Please return every entry below exactly as written, without any of its pictures.

++++++++

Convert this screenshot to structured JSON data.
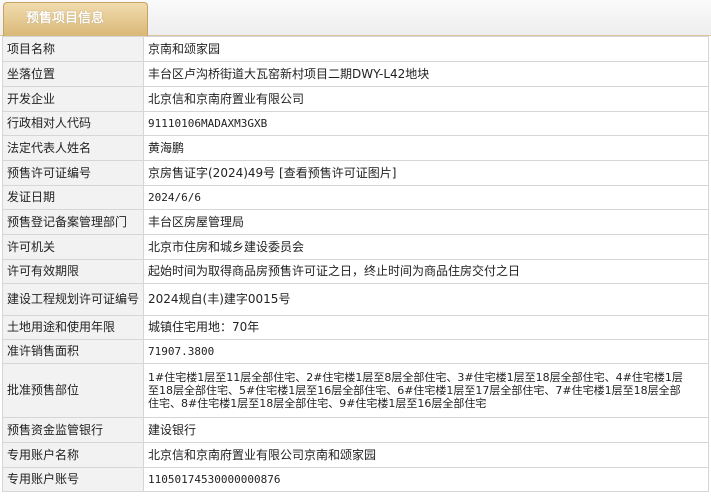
{
  "header": {
    "tab_title": "预售项目信息"
  },
  "rows": [
    {
      "label": "项目名称",
      "value": "京南和颂家园"
    },
    {
      "label": "坐落位置",
      "value": "丰台区卢沟桥街道大瓦窑新村项目二期DWY-L42地块"
    },
    {
      "label": "开发企业",
      "value": "北京信和京南府置业有限公司"
    },
    {
      "label": "行政相对人代码",
      "value": "91110106MADAXM3GXB"
    },
    {
      "label": "法定代表人姓名",
      "value": "黄海鹏"
    },
    {
      "label": "预售许可证编号",
      "value": "京房售证字(2024)49号",
      "link": "[查看预售许可证图片]"
    },
    {
      "label": "发证日期",
      "value": "2024/6/6"
    },
    {
      "label": "预售登记备案管理部门",
      "value": "丰台区房屋管理局"
    },
    {
      "label": "许可机关",
      "value": "北京市住房和城乡建设委员会"
    },
    {
      "label": "许可有效期限",
      "value": "起始时间为取得商品房预售许可证之日，终止时间为商品住房交付之日"
    },
    {
      "label": "建设工程规划许可证编号",
      "value": "2024规自(丰)建字0015号"
    },
    {
      "label": "土地用途和使用年限",
      "value": "城镇住宅用地：70年"
    },
    {
      "label": "准许销售面积",
      "value": "71907.3800"
    },
    {
      "label": "批准预售部位",
      "lines": [
        "1#住宅楼1层至11层全部住宅、2#住宅楼1层至8层全部住宅、3#住宅楼1层至18层全部住宅、4#住宅楼1层",
        "至18层全部住宅、5#住宅楼1层至16层全部住宅、6#住宅楼1层至17层全部住宅、7#住宅楼1层至18层全部",
        "住宅、8#住宅楼1层至18层全部住宅、9#住宅楼1层至16层全部住宅"
      ]
    },
    {
      "label": "预售资金监管银行",
      "value": "建设银行"
    },
    {
      "label": "专用账户名称",
      "value": "北京信和京南府置业有限公司京南和颂家园"
    },
    {
      "label": "专用账户账号",
      "value": "11050174530000000876"
    }
  ]
}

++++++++

Your response
Convert this screenshot to structured JSON data.
{
  "header": {
    "tab_title": "预售项目信息"
  },
  "rows": [
    {
      "label": "项目名称",
      "value": "京南和颂家园"
    },
    {
      "label": "坐落位置",
      "value": "丰台区卢沟桥街道大瓦窑新村项目二期DWY-L42地块"
    },
    {
      "label": "开发企业",
      "value": "北京信和京南府置业有限公司"
    },
    {
      "label": "行政相对人代码",
      "value": "91110106MADAXM3GXB"
    },
    {
      "label": "法定代表人姓名",
      "value": "黄海鹏"
    },
    {
      "label": "预售许可证编号",
      "value": "京房售证字(2024)49号",
      "link": "[查看预售许可证图片]"
    },
    {
      "label": "发证日期",
      "value": "2024/6/6"
    },
    {
      "label": "预售登记备案管理部门",
      "value": "丰台区房屋管理局"
    },
    {
      "label": "许可机关",
      "value": "北京市住房和城乡建设委员会"
    },
    {
      "label": "许可有效期限",
      "value": "起始时间为取得商品房预售许可证之日，终止时间为商品住房交付之日"
    },
    {
      "label": "建设工程规划许可证编号",
      "value": "2024规自(丰)建字0015号"
    },
    {
      "label": "土地用途和使用年限",
      "value": "城镇住宅用地：70年"
    },
    {
      "label": "准许销售面积",
      "value": "71907.3800"
    },
    {
      "label": "批准预售部位",
      "lines": [
        "1#住宅楼1层至11层全部住宅、2#住宅楼1层至8层全部住宅、3#住宅楼1层至18层全部住宅、4#住宅楼1层",
        "至18层全部住宅、5#住宅楼1层至16层全部住宅、6#住宅楼1层至17层全部住宅、7#住宅楼1层至18层全部",
        "住宅、8#住宅楼1层至18层全部住宅、9#住宅楼1层至16层全部住宅"
      ]
    },
    {
      "label": "预售资金监管银行",
      "value": "建设银行"
    },
    {
      "label": "专用账户名称",
      "value": "北京信和京南府置业有限公司京南和颂家园"
    },
    {
      "label": "专用账户账号",
      "value": "11050174530000000876"
    }
  ]
}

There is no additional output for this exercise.